More assertiveness from the country’s vaccination czars and more flexibility for implementers and decision-makers on the ground will be crucial to the success of the government’s efforts to accelerate its COVID-19 vaccination drive and achieve herd immunity quickly, Sen. Panfilo M. Lacson said.
Lacson stressed this following a meeting Thursday night between him, Senate President Vicente Sotto III and Sen. Ronald dela Rosa on one hand, and testing czar Vivencio Dizon and contact tracing czar Baguio City Mayor Benjamin Magalong on the other.
He also said the Senate will conduct a Committee of the Whole hearing on Tuesday, June 15, to exercise its oversight function on the government’s utilization of its P82.5-billion for the vaccination program and to evaluate the protocols and guidelines used by the Inter-Agency Task Force on the Management of Emerging Infectious Diseases. The hearing is initially scheduled at 10 a.m.
“We advised them to be more assertive. Senate President Sotto even said that if they are sure they are right and their ‘superiors’ are wrong, they can ‘defy’ them. Also, it is the people on the ground such as mayors who can appreciate the situation better. So it is important that they be given flexibility and more autonomy in the implementation of the vaccination program,” Lacson said in an interview on CNN Philippines.
“It’s very important that our people will trust the vaccines. Our people should get the jab done and the government should get the job done. If people see shortcomings or lapses on the part of the government, how could you improve people’s trust in vaccines?” he added.
Lacson said that while vaccine czar Carlito Galvez Jr. – who was to receive vaccines that arrived in the Philippines Thursday night – is “too patient to a fault,” patience is sometimes “not a virtue when it comes to emergency situations.” He added it is good that Dizon and Magalong are there to assist and support him.
On the other hand, Lacson said those implementing the vaccination program should get enough leeway to make decisions on the ground.
Besides, he said many young leaders are showing they can get the job done, with San Juan under Mayor Francis Zamora likely to be the first city in Metro Manila or even the whole country to achieve the 70-percent target for herd immunity.
He cited as well the efforts of young mayors Vico Sotto (Pasig City), Isko Moreno (Manila) and Rep. Camille Villar (Las Piñas), and Mayor Magalong himself, for encouraging their constituents to get the jab. “These are young, dynamic and progressive-thinking officials we need, more than those who insist on sticking to ‘traditional’ processes,” he said.
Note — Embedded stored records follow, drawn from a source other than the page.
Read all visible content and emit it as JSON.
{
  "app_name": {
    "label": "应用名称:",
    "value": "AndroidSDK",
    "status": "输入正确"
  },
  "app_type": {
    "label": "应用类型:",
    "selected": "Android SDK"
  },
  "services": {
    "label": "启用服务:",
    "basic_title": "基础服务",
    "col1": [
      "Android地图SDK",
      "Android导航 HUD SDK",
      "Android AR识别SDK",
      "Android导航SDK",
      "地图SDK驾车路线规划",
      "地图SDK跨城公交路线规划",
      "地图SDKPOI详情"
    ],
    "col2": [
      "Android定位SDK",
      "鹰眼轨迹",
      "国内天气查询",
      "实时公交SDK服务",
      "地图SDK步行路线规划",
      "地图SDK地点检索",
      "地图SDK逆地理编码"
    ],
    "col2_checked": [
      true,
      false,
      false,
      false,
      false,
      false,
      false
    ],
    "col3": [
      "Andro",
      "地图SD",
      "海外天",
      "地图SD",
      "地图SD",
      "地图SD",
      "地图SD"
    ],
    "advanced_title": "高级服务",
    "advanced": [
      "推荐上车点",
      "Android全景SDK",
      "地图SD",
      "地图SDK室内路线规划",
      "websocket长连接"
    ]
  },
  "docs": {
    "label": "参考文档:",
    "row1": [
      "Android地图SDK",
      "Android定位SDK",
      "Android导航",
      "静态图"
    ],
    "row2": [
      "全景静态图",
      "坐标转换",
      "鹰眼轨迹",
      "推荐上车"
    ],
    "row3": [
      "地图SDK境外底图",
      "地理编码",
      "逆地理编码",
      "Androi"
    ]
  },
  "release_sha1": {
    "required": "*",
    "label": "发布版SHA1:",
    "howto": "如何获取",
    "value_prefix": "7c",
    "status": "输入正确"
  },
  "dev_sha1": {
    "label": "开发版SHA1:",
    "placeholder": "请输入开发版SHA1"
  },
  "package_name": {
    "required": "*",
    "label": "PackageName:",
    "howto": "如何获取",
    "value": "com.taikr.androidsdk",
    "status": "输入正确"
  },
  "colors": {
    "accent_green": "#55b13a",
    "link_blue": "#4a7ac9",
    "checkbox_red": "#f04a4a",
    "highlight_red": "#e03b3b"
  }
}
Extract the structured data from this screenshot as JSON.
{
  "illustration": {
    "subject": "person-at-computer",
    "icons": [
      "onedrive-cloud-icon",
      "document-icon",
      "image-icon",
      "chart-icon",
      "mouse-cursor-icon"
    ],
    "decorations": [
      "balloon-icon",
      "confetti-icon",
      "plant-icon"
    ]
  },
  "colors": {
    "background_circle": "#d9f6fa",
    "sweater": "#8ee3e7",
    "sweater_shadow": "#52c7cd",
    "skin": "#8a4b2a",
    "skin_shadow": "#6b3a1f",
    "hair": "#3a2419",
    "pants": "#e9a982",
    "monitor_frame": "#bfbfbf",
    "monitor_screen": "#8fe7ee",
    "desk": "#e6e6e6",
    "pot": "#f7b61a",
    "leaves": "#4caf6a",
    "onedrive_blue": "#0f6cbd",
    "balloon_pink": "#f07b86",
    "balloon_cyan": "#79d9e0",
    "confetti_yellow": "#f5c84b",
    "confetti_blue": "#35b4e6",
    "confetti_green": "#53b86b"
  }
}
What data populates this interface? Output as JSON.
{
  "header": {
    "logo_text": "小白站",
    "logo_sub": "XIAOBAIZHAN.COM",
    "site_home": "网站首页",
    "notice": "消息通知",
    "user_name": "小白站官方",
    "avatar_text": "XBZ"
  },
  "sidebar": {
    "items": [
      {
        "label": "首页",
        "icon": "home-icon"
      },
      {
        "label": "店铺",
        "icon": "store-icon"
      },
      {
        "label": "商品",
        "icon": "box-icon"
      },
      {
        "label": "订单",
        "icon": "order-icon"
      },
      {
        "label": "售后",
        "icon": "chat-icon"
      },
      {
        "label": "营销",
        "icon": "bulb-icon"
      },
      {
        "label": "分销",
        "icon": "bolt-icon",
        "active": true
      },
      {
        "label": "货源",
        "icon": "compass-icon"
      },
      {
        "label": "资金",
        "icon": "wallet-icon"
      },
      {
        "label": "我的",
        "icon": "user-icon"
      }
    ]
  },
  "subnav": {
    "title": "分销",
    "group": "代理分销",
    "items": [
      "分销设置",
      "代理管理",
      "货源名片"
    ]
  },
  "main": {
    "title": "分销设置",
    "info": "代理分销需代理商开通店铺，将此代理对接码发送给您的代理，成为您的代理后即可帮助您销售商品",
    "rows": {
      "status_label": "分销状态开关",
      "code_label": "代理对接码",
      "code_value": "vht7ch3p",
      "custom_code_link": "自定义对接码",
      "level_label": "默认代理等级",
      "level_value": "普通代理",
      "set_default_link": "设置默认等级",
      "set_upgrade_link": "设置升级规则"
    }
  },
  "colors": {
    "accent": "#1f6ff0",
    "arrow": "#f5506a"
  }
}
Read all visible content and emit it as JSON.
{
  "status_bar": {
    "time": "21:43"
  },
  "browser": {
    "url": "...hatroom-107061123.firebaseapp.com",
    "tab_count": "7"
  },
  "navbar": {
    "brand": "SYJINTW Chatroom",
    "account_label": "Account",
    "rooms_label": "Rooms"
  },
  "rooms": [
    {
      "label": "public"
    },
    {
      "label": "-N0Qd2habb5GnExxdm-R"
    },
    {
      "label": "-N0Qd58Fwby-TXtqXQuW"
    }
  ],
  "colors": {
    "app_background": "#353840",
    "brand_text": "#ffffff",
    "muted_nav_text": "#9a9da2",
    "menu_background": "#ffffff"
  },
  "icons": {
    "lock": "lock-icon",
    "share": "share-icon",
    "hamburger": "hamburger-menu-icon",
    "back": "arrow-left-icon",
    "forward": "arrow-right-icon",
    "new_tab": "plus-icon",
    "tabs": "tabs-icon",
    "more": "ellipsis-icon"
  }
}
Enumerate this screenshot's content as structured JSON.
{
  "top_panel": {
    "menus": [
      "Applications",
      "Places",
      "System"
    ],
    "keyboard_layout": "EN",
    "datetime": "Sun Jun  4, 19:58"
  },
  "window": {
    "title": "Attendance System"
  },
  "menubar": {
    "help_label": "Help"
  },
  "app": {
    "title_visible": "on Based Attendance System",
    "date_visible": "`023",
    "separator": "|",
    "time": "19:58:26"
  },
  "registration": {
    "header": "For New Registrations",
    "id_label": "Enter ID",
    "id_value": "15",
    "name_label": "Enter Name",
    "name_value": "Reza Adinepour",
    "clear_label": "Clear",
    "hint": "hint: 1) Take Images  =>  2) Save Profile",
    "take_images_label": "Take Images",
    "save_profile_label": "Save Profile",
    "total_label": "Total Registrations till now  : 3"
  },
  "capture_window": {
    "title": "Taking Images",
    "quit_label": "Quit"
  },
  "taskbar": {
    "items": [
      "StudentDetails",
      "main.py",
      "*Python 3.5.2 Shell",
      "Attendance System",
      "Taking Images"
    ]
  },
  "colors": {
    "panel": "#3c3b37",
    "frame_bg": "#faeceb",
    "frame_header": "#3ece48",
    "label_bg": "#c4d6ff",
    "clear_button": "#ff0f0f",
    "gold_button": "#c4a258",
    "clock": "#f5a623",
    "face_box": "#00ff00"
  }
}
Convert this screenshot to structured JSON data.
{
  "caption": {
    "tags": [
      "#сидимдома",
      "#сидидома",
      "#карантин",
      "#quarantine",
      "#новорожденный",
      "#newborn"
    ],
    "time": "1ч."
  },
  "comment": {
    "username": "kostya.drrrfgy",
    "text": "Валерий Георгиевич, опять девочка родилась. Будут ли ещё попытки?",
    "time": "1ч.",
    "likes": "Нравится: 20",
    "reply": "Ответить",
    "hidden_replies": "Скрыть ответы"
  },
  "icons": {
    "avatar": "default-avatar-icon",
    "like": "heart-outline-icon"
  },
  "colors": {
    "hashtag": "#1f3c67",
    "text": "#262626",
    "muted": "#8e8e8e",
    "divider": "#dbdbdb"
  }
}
Lacson also noted many local government units face the dilemma of complying with President Rodrigo Duterte’s order to prioritize indigents, since their lists are based on the Department of Social Welfare and Development’s records dating back to 2015 or 2016.
Meanwhile, Lacson expressed hopes the vaccination program will be accelerated soon with more interventions from the private sector. A case in point is the Nayong Pilipino vaccination facility due to be activated in August, which could accomplish 12,000 inoculations per day, on top of a nearby facility which can accommodate 8,000 per day. Concerned government authorities are seen to improve the queueing system in their own facilities by following the lead of the private sector.
On the other hand, Lacson said the Senate is due to hold a hearing on June 15 to exercise its oversight functions on the vaccination program. He said Senate President Sotto already served notice to senators and those to be invited.
“We want to find out and keep track on the progress of the vaccination program. How many vaccines have been procured? How much more will be needed? That’s part of our oversight function. We want to be briefed because we are the ones who appropriate the budget. And under the law, we need to be informed how the appropriations are used,” he said.